(INFORMATION GIVEN Opens)

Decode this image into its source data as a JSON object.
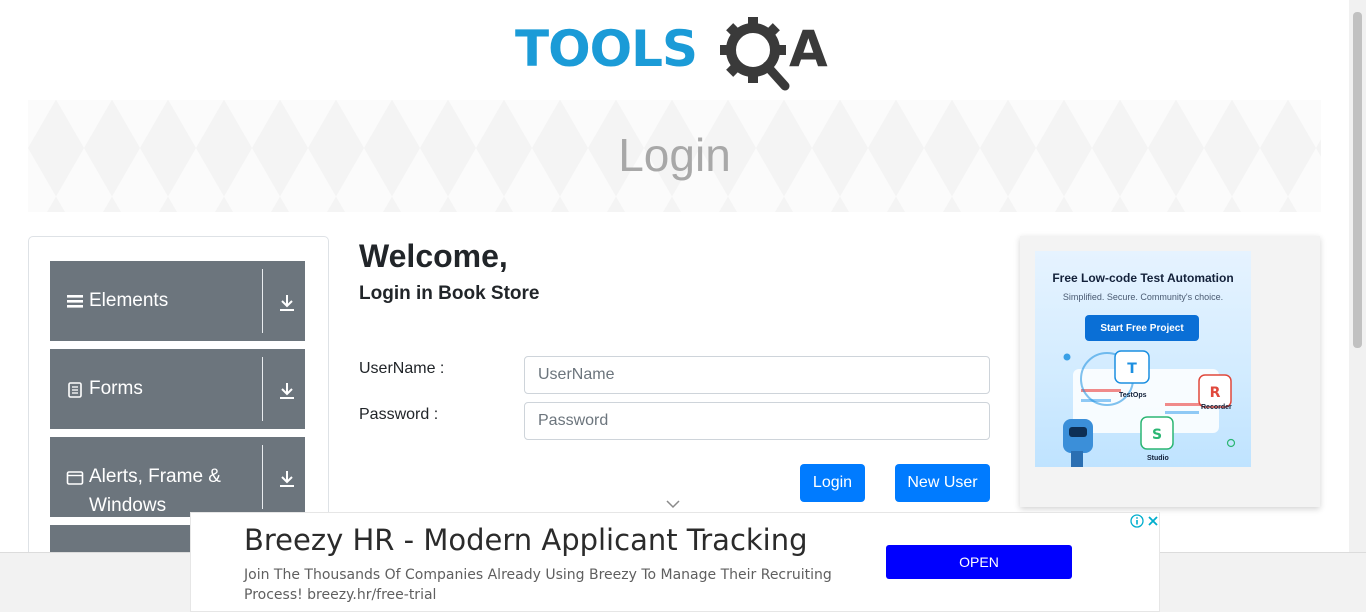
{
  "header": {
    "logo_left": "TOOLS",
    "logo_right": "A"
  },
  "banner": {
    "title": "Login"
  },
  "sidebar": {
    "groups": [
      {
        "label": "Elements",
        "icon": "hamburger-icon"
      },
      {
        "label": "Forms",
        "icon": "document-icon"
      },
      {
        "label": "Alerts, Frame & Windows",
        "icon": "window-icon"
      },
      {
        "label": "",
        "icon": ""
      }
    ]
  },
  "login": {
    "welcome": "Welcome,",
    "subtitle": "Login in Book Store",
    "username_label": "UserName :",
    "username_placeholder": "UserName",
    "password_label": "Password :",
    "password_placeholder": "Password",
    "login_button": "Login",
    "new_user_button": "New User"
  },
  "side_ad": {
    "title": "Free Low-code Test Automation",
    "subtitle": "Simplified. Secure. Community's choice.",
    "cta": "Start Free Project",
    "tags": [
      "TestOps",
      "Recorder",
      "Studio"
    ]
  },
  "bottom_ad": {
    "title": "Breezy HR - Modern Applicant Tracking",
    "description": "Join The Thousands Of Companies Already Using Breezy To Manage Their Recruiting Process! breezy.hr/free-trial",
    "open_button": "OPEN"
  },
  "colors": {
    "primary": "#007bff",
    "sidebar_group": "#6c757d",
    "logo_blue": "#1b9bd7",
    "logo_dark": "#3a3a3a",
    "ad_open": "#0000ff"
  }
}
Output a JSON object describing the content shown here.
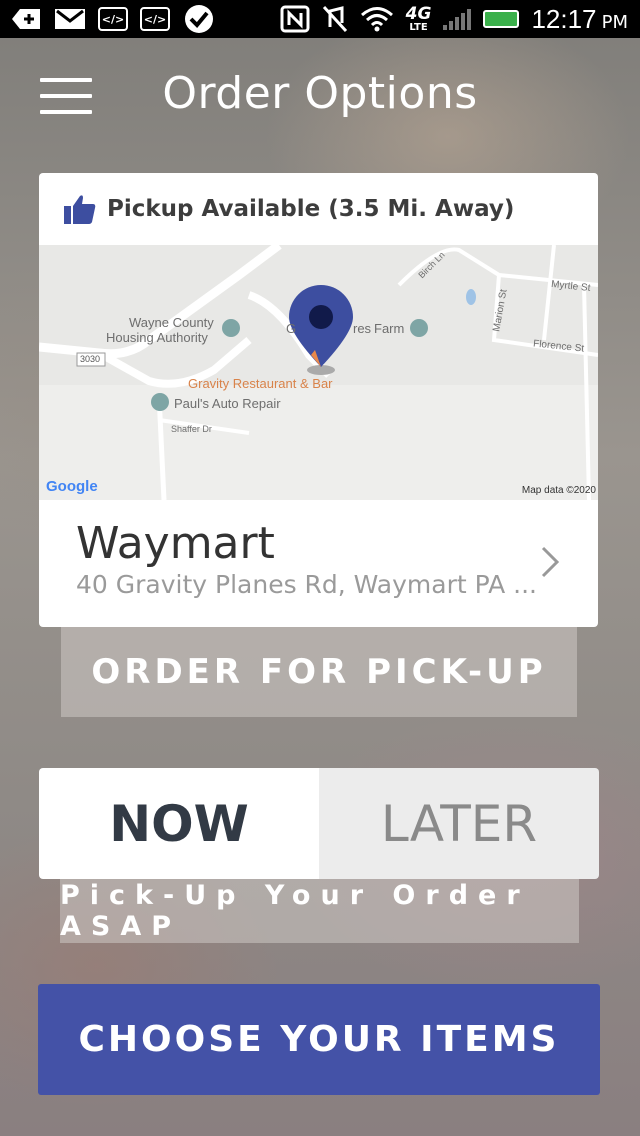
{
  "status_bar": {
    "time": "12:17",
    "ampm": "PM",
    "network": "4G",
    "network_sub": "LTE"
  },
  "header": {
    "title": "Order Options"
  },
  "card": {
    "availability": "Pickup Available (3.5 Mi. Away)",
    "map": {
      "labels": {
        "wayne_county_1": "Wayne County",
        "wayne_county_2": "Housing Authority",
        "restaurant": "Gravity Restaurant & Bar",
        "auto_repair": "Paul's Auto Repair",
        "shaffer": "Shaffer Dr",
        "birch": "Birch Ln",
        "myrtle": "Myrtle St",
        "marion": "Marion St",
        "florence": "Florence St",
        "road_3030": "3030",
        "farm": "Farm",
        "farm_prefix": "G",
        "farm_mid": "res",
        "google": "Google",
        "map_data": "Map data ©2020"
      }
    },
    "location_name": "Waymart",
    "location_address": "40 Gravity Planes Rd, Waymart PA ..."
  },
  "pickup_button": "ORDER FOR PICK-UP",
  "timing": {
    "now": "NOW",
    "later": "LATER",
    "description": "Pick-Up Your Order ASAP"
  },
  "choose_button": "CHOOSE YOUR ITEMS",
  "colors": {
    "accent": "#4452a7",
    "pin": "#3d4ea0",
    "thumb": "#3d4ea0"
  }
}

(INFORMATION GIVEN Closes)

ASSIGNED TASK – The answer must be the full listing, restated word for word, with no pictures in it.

WRITTEN RESPONSE –
Decode this image into its source data as a JSON object.
{
  "header": {
    "logo_left": "TOOLS",
    "logo_right": "A"
  },
  "banner": {
    "title": "Login"
  },
  "sidebar": {
    "groups": [
      {
        "label": "Elements",
        "icon": "hamburger-icon"
      },
      {
        "label": "Forms",
        "icon": "document-icon"
      },
      {
        "label": "Alerts, Frame & Windows",
        "icon": "window-icon"
      },
      {
        "label": "",
        "icon": ""
      }
    ]
  },
  "login": {
    "welcome": "Welcome,",
    "subtitle": "Login in Book Store",
    "username_label": "UserName :",
    "username_placeholder": "UserName",
    "password_label": "Password :",
    "password_placeholder": "Password",
    "login_button": "Login",
    "new_user_button": "New User"
  },
  "side_ad": {
    "title": "Free Low-code Test Automation",
    "subtitle": "Simplified. Secure. Community's choice.",
    "cta": "Start Free Project",
    "tags": [
      "TestOps",
      "Recorder",
      "Studio"
    ]
  },
  "bottom_ad": {
    "title": "Breezy HR - Modern Applicant Tracking",
    "description": "Join The Thousands Of Companies Already Using Breezy To Manage Their Recruiting Process! breezy.hr/free-trial",
    "open_button": "OPEN"
  },
  "colors": {
    "primary": "#007bff",
    "sidebar_group": "#6c757d",
    "logo_blue": "#1b9bd7",
    "logo_dark": "#3a3a3a",
    "ad_open": "#0000ff"
  }
}
Output a JSON object describing the content shown here.
{
  "status_bar": {
    "time": "12:17",
    "ampm": "PM",
    "network": "4G",
    "network_sub": "LTE"
  },
  "header": {
    "title": "Order Options"
  },
  "card": {
    "availability": "Pickup Available (3.5 Mi. Away)",
    "map": {
      "labels": {
        "wayne_county_1": "Wayne County",
        "wayne_county_2": "Housing Authority",
        "restaurant": "Gravity Restaurant & Bar",
        "auto_repair": "Paul's Auto Repair",
        "shaffer": "Shaffer Dr",
        "birch": "Birch Ln",
        "myrtle": "Myrtle St",
        "marion": "Marion St",
        "florence": "Florence St",
        "road_3030": "3030",
        "farm": "Farm",
        "farm_prefix": "G",
        "farm_mid": "res",
        "google": "Google",
        "map_data": "Map data ©2020"
      }
    },
    "location_name": "Waymart",
    "location_address": "40 Gravity Planes Rd, Waymart PA ..."
  },
  "pickup_button": "ORDER FOR PICK-UP",
  "timing": {
    "now": "NOW",
    "later": "LATER",
    "description": "Pick-Up Your Order ASAP"
  },
  "choose_button": "CHOOSE YOUR ITEMS",
  "colors": {
    "accent": "#4452a7",
    "pin": "#3d4ea0",
    "thumb": "#3d4ea0"
  }
}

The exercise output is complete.